The research conducted for this study involved extensive review of publicly available evidence both from within Australia and internationally. In order to ensure that the information accurately reflected what was known by those working in each sector, preliminary drafts of the report were circulated for comment and feedback from all relevant stakeholders. This iterative process of review and revision took some considerable time and delayed finalisation of the final draft report, but it was important to ensure that the views of relevant stakeholders and Australian Government agencies were considered and integrated in the final report. Finally, efforts were made to ensure that the final publication incorporated relevant research and policy developments that occurred between the commencement of the study in 2009 and its final publication in 2012. The information contained in this report reflects resources available at 1 December 2012, unless otherwise stated.

Plan of report

An overview of the size and where available, the income sources of DNFBPs in Australia, is provided in the next section entitled Designated non-financial businesses and professions in Australia.

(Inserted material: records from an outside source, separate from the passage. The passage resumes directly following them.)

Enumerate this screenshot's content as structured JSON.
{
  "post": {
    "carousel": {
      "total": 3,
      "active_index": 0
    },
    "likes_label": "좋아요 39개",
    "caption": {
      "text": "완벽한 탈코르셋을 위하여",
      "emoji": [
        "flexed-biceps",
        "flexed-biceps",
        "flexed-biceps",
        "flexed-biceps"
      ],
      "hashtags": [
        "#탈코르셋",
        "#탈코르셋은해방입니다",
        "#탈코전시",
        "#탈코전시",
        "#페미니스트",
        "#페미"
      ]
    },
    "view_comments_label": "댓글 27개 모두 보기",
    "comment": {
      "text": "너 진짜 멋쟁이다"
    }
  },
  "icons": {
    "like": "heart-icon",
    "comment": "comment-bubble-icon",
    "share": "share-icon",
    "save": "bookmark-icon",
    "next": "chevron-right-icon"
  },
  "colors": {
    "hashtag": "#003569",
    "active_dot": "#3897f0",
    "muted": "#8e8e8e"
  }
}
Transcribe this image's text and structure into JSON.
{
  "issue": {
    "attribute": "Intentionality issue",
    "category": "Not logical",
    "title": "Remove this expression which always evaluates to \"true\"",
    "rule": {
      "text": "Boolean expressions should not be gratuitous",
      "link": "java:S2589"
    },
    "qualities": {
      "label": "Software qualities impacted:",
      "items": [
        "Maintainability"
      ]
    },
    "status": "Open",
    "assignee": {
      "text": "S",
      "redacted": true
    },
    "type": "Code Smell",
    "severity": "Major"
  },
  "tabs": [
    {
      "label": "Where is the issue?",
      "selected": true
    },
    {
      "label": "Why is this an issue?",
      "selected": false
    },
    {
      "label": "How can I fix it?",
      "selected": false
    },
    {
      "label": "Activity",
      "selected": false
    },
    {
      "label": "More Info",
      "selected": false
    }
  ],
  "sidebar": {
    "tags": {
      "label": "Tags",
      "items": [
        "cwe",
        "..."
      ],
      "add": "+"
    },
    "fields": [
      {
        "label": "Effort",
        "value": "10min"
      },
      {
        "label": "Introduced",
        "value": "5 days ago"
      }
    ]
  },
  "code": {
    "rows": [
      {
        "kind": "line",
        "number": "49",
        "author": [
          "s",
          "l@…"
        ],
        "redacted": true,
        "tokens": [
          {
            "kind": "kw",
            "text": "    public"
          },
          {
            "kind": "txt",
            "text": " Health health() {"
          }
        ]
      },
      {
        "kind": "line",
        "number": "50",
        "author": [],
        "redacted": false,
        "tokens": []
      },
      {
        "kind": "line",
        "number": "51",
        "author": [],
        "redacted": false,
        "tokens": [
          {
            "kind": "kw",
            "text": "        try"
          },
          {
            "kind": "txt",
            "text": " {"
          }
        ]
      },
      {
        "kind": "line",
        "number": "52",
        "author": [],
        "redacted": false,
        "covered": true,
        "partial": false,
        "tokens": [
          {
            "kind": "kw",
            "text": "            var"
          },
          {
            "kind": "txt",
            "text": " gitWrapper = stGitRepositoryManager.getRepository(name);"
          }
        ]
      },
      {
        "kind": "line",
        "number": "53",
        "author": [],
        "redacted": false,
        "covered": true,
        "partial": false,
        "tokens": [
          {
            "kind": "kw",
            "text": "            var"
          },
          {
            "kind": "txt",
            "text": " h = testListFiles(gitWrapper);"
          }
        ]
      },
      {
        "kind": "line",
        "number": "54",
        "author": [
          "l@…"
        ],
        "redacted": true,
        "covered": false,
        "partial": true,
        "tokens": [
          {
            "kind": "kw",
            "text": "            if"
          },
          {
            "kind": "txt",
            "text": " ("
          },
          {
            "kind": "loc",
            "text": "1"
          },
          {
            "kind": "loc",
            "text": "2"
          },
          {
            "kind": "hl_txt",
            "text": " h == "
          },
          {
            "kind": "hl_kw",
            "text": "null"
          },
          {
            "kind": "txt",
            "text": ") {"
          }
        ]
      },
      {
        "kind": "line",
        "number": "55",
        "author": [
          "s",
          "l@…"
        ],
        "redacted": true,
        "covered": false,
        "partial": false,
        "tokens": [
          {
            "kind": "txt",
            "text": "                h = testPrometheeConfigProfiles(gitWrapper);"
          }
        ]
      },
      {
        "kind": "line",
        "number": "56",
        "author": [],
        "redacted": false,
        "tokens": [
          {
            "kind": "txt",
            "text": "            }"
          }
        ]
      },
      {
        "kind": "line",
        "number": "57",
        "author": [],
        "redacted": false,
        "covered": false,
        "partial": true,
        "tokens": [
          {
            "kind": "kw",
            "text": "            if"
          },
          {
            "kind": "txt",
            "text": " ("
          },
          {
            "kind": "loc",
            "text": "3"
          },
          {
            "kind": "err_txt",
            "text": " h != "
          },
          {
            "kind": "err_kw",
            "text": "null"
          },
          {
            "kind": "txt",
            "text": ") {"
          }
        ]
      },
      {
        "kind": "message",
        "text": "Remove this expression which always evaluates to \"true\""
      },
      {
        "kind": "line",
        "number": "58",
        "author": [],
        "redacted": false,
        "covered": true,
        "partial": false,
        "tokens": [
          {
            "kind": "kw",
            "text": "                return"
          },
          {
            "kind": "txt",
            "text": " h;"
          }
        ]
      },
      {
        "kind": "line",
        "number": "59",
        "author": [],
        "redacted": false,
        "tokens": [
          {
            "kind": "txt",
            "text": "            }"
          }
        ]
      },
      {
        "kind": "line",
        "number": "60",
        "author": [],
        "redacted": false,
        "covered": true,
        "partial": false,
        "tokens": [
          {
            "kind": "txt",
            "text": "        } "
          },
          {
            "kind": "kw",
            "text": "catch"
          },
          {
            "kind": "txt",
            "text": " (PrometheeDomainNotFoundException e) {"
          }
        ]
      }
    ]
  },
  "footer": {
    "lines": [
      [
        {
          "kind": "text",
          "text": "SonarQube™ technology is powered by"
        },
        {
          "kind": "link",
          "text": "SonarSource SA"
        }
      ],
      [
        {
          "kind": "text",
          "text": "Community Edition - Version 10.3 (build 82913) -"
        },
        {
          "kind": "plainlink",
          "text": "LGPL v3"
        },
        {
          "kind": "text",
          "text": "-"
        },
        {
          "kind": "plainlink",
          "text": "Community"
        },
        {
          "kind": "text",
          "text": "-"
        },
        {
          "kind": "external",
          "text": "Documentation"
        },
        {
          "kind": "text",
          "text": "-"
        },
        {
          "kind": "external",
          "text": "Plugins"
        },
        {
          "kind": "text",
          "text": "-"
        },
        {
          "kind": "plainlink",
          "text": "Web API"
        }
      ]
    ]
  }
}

The report presents a regulatory overview of each of the types of service providers in Australia in the section entitled ‘professional regulation in Australia at present’. The overview contains:

  • the requirements businesses must meet to provide a specific service;
  • the registration and licensing systems;
  • the auditing mechanisms; and
  • the oversight and disciplinary mechanisms.

The self-regulatory mechanisms used in each sector are outlined in conjunction with the legislative requirements.

The key AML/CTF legislation and regulation applicable to the DNFBPs in the United States, United Kingdom, Belgium, France, Germany, Hong Kong, Singapore, Republic of China, Taiwan (Taiwan) and Canada are outlined in the section entitled The characteristics and regulation of non-financial businesses and professions overseas. The relevant case law shaping the application of AML/CTF measures in these countries is also documented. Any available information on the characteristics of the DNFBPs is also provided for these countries in this section.

The section entitled, Assessments of risk in the non-financial business and professional sectors in Australia presents the opinions and limited direct evidence of ML/TF by DNFBPs in Australia. These are framed within the more general risks of crimes in the professions that have been presented in the preceding section entitled Crime risks in the non-financial business and professional sectors in Australia. Dishonesty in the professions, as well as the specific predicate offences of tax fraud, mortgage fraud and financing fraud, are also examined in these sections.

These two sections also present the evidence available of ML/TF in the DNFBP sectors in Australia. The evidence discussed includes cases of ML/TF that involve participants in these industries and charges that are still pending. The matters of interest in any disciplinary proceedings initiated by external bodies and from industry associations are presented. The cases and proceedings are supplemented by the opinions of key representatives from each profession on the risk areas for money laundering.

The key vulnerabilities and threats to each DNFBP are summarised in the final concluding section as are suggestions for future research.

Last updated
3 November 2017